Specifically naming National Security Advisor John Bolton, the North Korean minister said U.S. officials are "letting loose the assertions of so-called Libya mode of nuclear abandonment" and discussing a formula of "abandoning nuclear weapons first [and] compensating afterwards."
That amounts to "awfully sinister" moves to impose on North Korea "the destiny of Libya or Iraq, which had been collapsed due to yielding the whole of their countries to big powers," the minister said, stressing that Pyongyang rejects Libya-style denuclearization.
Libya voluntarily gave up its nuclear ambitions in 2003 in order to get out from under economic sanctions. The country's dictator Moammar Gadhafi was eventually overthrown in a Western-supported coup and killed in 2011.
North Korea considers nuclear weapons equally important as economic growth so "without the nukes as cover, should it ever want to coerce or invade the South again, it really has nothing to bail themselves out," according to King.
Different definitions of the term denuclearization is seen as a major obstacle to negotiations.
For the U.S., the concept entails North Korea giving up its entire nuclear arsenal— but Pyongyang may agree to that only if certain conditions are fulfilled, experts warn. Those prerequisites include terminating America's military presence in South Korea as well as ending the U.S. regional nuclear umbrella.
If Kim does withdraw from the June 12 meeting, it wouldn't be the first instance of Pyongyang reversing on its commitments. The isolated state has duped multiple U.S. presidential administrations, each of which has passed the North Korea problem onto the next.
Under a 1994 deal with President Bill Clinton's administration, Pyongyang committed to freezing its illicit plutonium weapons program but in 2002, the North once again began operating nuclear facilities.
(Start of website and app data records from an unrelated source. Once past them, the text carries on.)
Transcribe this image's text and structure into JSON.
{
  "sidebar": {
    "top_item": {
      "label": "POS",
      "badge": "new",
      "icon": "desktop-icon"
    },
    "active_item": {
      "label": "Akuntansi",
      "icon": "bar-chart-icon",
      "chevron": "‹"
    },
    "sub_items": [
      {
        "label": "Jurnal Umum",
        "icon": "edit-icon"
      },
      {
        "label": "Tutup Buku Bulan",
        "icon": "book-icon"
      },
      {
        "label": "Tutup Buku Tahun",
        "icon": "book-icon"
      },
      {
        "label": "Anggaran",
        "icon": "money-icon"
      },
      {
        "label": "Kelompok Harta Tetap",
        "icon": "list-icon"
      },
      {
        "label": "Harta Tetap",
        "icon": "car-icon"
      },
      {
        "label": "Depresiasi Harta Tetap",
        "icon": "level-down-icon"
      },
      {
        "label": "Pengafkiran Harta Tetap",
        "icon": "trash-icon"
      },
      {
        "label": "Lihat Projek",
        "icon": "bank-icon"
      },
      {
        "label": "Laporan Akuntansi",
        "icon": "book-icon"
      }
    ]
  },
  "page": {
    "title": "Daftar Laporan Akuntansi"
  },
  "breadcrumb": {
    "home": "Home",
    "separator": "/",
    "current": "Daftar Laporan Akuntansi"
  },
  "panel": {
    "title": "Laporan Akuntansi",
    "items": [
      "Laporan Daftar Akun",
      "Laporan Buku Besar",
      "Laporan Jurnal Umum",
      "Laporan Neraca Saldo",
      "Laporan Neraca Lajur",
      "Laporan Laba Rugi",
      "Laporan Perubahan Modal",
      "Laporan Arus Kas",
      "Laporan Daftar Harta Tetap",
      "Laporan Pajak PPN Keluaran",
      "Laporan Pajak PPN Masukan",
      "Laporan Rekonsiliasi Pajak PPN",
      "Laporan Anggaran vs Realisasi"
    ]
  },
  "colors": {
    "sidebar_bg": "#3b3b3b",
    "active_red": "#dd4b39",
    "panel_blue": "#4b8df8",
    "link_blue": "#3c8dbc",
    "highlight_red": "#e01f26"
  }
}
North Korea will never agree to economic trade with the U.S. in exchange for abandoning nuclear weapons, according to Kim Kye Gwan, who warned that Trump "will be recorded as more tragic and unsuccessful president than his predecessors" if he follows in the steps of previous U.S. leaders.